White admitted to feeling like a bulls-eye which many people “make a beeline for” the minute they enter various clubs. Now “totally immune” to all the insults, the reckless nature of people firing drinks into the DJ box or running in to try take his headphones or mess with the decks continues to cause immense frustration.
His wife Lorraine is also a DJ. She has noticed that women are the worse when it comes to attacking those on the decks. “I’m saying this on her behalf because I couldn’t say this, women are the worst for this, she and all other DJs have said this, it’s the women that you get 80 or 90 percent of the abuse off. You can identify them the minute they come into the nightclub, when a fella comes at you then you know he is a bit more thicker because fellas are normally easy enough going you can tell them this won’t work and he’ll understand, when a guy persists you’ve to be ready because that is the guy that is going to go further with it because he is not taking no for an answer. I don’t mean to be singling out the women but that is the same from every DJ including my wife and that’s her experience”.
“It’s kind of the 18-25 year olds they are the majority but then you would get a minority who are over thirty and forty. To be fair to the 18-25 year olds when you tell them no three or four times they will say fair enough I’ve tried but when you get to the older ones they don’t want to take no for an answer and they’ll dig the heels in”.
Such was his love for music that Trevor once DJ’d for thirty four nights in a row however he has contemplated quitting due to the levels of abuse received. “It has entered my head in the last year, I know I don’t want to, part of me wants to because as much as it doesn’t faze you it is a mental drain but I know when I do it will be final and it is a massive part of my life that will be gone and be gone forever, if I finish I’m done and I’ll never come back doing it”. In May he’ll celebrate a 25 year partnership with The Queens which is driving him to stay going for a bit longer.

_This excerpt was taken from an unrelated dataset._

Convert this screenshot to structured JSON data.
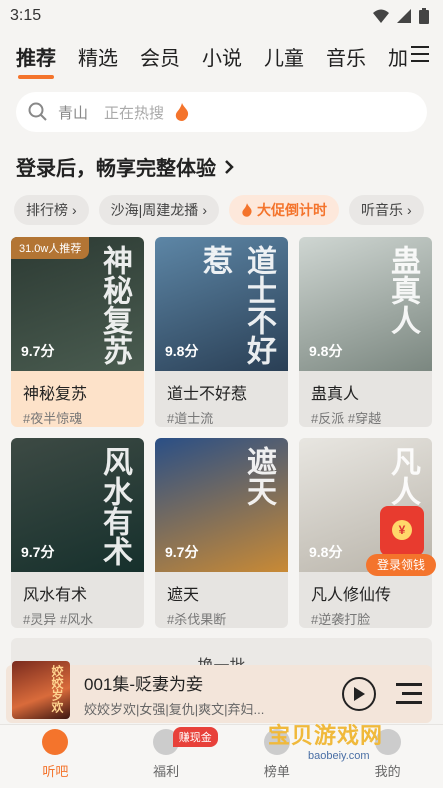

Having a security presence beside a DJ box is one suggestion Trevor has to improve conditions for DJs, however he felt some owners don’t take such cases seriously with more concern on the amount of money coming into the till than workers’ well-being. The coming weeks will be busy for him playing the tunes but also with AAA Taxis, he’s hopeful the festive spirit may see a warmer reception for DJs and stressed how a simple thank you at the end of a night goes a long way. “People think it’s a glamorous job, if you’ve a passion for music it is a brilliant thing to be able to do. We’re doing a job, we love what we do but no one deserves that abuse”.